Your answer should be every line of the records that contains the word "time", copied as it stands.

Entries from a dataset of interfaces
++++++++++++++++++++

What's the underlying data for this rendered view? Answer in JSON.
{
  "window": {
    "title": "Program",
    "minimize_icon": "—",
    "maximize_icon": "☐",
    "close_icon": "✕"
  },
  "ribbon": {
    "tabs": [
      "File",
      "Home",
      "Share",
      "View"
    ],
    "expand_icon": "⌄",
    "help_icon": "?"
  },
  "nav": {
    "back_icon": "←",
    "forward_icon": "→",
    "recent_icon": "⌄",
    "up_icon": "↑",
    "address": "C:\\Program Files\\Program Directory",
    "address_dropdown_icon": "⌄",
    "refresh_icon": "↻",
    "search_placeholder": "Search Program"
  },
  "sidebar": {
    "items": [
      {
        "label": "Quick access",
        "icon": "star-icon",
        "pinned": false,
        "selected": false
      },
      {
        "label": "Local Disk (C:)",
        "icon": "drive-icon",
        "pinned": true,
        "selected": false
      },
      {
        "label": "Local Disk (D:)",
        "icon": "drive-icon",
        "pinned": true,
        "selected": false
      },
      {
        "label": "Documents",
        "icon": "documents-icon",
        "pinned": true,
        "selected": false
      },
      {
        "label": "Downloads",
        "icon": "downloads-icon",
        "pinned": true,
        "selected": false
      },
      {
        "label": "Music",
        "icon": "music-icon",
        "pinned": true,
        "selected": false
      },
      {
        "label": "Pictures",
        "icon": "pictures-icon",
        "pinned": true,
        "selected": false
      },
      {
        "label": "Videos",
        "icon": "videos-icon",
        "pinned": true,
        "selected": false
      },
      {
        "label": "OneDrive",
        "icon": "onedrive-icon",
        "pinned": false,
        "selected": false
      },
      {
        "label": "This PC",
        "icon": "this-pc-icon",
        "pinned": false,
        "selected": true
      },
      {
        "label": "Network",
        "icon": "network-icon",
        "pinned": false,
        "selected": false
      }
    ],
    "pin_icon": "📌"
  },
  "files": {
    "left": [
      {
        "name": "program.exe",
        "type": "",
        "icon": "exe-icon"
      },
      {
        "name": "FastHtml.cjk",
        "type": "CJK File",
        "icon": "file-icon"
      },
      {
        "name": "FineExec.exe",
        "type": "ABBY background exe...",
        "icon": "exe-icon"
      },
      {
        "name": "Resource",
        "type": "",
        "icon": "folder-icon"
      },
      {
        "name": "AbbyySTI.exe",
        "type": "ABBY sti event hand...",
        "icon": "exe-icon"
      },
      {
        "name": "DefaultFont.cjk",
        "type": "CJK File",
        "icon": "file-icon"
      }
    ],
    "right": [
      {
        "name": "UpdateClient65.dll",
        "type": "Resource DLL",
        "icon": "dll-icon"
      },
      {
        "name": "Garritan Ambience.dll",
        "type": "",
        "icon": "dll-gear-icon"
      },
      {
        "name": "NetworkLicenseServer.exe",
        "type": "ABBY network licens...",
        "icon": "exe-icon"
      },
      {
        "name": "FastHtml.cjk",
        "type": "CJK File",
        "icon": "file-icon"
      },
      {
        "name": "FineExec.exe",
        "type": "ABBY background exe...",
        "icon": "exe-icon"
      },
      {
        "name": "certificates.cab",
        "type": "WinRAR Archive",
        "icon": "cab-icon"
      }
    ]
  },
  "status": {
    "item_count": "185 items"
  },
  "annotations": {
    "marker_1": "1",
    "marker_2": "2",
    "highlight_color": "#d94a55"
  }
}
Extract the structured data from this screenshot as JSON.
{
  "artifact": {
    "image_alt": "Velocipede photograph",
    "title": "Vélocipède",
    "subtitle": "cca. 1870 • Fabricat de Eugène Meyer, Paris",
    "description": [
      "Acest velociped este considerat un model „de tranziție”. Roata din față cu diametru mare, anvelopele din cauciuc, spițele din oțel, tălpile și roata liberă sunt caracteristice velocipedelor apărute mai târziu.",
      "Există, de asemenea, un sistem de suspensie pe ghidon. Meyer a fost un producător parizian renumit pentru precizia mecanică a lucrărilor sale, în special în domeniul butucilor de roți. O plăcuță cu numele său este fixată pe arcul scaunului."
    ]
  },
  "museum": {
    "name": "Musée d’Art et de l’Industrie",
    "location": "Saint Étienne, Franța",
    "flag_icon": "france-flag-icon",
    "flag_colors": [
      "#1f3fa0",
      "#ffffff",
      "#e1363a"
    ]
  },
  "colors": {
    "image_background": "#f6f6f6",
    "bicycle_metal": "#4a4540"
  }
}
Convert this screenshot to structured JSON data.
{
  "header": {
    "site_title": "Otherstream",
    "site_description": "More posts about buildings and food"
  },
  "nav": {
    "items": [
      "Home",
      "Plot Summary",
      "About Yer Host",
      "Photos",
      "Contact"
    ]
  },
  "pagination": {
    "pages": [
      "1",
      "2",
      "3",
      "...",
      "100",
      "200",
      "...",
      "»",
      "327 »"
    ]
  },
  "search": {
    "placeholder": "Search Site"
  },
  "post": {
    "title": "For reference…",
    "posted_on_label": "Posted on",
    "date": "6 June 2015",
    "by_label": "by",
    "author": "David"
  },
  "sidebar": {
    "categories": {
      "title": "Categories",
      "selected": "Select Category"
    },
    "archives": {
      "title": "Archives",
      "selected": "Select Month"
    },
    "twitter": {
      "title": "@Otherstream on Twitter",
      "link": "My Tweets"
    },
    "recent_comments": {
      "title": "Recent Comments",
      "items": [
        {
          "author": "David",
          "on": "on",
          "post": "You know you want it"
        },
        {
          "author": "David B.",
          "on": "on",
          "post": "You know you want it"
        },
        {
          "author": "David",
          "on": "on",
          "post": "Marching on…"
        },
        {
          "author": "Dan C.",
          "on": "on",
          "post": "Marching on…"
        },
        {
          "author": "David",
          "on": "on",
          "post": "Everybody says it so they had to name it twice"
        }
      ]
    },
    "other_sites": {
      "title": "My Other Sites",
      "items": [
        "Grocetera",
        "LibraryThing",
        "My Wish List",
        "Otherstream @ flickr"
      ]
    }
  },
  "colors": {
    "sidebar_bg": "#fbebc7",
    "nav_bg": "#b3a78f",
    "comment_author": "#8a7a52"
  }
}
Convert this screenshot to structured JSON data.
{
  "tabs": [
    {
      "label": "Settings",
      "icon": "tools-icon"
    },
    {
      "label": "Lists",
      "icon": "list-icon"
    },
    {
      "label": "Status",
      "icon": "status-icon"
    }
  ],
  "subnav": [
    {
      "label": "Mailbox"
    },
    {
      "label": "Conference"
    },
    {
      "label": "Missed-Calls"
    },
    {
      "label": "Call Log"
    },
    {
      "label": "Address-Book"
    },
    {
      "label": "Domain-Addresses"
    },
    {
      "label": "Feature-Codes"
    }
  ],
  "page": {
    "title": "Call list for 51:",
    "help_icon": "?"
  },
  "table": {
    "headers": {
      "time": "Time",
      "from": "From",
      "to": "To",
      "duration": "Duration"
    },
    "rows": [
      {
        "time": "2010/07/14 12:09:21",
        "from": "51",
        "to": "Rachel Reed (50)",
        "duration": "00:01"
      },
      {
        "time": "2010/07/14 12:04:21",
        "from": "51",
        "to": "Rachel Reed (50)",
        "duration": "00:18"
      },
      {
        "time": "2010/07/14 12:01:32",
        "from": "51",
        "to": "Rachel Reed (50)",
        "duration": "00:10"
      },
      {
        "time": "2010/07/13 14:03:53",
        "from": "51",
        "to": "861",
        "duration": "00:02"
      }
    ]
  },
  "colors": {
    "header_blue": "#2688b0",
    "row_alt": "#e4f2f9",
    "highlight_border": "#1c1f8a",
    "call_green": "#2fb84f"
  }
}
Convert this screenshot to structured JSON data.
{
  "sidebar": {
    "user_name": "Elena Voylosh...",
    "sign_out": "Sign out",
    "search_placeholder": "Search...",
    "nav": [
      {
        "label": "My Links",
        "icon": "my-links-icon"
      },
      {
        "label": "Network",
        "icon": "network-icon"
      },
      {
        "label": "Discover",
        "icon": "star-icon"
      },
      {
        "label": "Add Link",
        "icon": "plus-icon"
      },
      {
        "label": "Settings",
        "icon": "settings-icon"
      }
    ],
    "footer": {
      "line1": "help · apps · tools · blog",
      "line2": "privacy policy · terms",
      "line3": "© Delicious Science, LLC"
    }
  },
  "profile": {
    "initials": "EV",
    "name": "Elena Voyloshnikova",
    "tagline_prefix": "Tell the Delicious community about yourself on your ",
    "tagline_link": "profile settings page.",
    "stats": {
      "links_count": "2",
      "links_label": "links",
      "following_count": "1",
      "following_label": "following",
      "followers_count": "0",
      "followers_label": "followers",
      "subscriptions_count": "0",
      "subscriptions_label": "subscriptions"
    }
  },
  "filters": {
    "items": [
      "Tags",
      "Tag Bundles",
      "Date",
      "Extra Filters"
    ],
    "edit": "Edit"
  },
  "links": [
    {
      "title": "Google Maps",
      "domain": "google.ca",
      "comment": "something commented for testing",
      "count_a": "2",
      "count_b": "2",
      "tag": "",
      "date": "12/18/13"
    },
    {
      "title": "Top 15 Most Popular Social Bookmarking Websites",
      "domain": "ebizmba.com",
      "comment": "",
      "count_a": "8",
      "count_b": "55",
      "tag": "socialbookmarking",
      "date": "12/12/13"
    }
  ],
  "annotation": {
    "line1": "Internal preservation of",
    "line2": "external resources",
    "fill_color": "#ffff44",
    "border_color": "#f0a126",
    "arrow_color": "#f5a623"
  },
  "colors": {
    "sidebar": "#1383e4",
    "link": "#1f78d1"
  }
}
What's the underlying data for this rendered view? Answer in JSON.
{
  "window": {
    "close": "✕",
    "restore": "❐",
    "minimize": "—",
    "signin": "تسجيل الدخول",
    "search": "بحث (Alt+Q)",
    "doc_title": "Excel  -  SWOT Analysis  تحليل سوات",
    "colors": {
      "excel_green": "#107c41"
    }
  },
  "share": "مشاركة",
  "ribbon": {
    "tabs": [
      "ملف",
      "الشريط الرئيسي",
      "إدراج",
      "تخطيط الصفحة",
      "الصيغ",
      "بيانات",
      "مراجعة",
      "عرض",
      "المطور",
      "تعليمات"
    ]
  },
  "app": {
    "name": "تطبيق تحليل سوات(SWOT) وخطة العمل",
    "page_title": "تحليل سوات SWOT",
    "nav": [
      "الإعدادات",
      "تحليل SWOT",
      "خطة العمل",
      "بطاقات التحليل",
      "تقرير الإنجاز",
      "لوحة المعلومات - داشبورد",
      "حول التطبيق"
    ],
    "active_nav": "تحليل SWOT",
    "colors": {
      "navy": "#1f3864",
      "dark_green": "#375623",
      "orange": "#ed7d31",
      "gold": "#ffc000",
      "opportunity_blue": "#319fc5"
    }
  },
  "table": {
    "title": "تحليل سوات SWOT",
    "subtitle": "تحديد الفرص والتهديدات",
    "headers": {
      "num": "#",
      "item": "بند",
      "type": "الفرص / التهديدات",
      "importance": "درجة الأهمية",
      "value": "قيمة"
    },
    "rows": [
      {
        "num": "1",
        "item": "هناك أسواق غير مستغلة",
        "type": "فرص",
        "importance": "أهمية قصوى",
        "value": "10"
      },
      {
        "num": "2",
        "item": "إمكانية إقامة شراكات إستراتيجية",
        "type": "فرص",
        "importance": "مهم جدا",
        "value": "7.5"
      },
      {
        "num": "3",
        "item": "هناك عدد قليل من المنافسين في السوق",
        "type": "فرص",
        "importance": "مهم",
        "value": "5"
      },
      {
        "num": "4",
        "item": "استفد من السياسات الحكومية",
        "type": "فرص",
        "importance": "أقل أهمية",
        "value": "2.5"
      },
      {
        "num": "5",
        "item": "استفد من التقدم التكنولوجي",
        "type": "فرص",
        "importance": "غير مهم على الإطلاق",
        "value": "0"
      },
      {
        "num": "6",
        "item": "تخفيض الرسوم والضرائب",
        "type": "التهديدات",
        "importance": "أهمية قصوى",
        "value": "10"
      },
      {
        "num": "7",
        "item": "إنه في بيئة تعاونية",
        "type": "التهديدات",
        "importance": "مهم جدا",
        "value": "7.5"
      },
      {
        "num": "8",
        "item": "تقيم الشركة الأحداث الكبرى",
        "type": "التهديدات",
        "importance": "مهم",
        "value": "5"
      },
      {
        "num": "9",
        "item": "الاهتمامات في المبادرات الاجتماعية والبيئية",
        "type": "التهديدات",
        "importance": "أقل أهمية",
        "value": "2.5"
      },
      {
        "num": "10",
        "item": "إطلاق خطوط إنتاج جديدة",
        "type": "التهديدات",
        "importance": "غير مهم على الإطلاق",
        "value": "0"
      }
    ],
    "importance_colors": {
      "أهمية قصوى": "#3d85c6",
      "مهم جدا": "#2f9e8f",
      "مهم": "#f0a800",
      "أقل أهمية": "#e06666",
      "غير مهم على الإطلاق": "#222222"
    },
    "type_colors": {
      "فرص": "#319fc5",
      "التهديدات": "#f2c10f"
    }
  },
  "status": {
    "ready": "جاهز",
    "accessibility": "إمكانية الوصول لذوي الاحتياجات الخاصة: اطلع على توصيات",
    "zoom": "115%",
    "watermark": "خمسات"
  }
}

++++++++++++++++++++

→ **Solved problem**:
      "time": "Time",
        "time": "2010/07/14 12:09:21",
        "time": "2010/07/14 12:04:21",
        "time": "2010/07/14 12:01:32",
        "time": "2010/07/13 14:03:53",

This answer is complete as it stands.